AIM OF THE EXERCISE: Without changing a character, output all of the records.

#### EXERCISE MATERIALS

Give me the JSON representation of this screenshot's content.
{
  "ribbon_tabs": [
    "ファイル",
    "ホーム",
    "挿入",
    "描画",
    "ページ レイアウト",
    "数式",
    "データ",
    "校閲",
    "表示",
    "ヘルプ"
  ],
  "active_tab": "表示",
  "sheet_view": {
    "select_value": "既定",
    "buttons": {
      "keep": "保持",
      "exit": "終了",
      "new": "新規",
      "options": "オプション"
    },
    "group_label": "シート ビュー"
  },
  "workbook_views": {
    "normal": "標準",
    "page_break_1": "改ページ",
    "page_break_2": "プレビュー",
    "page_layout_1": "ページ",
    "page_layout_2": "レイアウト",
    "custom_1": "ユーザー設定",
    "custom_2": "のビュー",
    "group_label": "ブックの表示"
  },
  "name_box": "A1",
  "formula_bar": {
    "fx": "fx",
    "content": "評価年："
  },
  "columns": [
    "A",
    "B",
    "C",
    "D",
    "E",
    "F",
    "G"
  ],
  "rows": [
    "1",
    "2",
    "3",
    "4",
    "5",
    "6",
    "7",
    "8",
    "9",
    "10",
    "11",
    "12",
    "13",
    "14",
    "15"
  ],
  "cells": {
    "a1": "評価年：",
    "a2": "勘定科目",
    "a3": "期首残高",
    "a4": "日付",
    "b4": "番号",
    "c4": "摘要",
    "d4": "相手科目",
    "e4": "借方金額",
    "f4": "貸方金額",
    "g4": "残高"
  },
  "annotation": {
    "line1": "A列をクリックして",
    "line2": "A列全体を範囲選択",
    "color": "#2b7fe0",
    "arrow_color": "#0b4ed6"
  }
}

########

WRITTEN ANSWER:
Give me the JSON representation of this screenshot's content.
{
  "ribbon_tabs": [
    "ファイル",
    "ホーム",
    "挿入",
    "描画",
    "ページ レイアウト",
    "数式",
    "データ",
    "校閲",
    "表示",
    "ヘルプ"
  ],
  "active_tab": "表示",
  "sheet_view": {
    "select_value": "既定",
    "buttons": {
      "keep": "保持",
      "exit": "終了",
      "new": "新規",
      "options": "オプション"
    },
    "group_label": "シート ビュー"
  },
  "workbook_views": {
    "normal": "標準",
    "page_break_1": "改ページ",
    "page_break_2": "プレビュー",
    "page_layout_1": "ページ",
    "page_layout_2": "レイアウト",
    "custom_1": "ユーザー設定",
    "custom_2": "のビュー",
    "group_label": "ブックの表示"
  },
  "name_box": "A1",
  "formula_bar": {
    "fx": "fx",
    "content": "評価年："
  },
  "columns": [
    "A",
    "B",
    "C",
    "D",
    "E",
    "F",
    "G"
  ],
  "rows": [
    "1",
    "2",
    "3",
    "4",
    "5",
    "6",
    "7",
    "8",
    "9",
    "10",
    "11",
    "12",
    "13",
    "14",
    "15"
  ],
  "cells": {
    "a1": "評価年：",
    "a2": "勘定科目",
    "a3": "期首残高",
    "a4": "日付",
    "b4": "番号",
    "c4": "摘要",
    "d4": "相手科目",
    "e4": "借方金額",
    "f4": "貸方金額",
    "g4": "残高"
  },
  "annotation": {
    "line1": "A列をクリックして",
    "line2": "A列全体を範囲選択",
    "color": "#2b7fe0",
    "arrow_color": "#0b4ed6"
  }
}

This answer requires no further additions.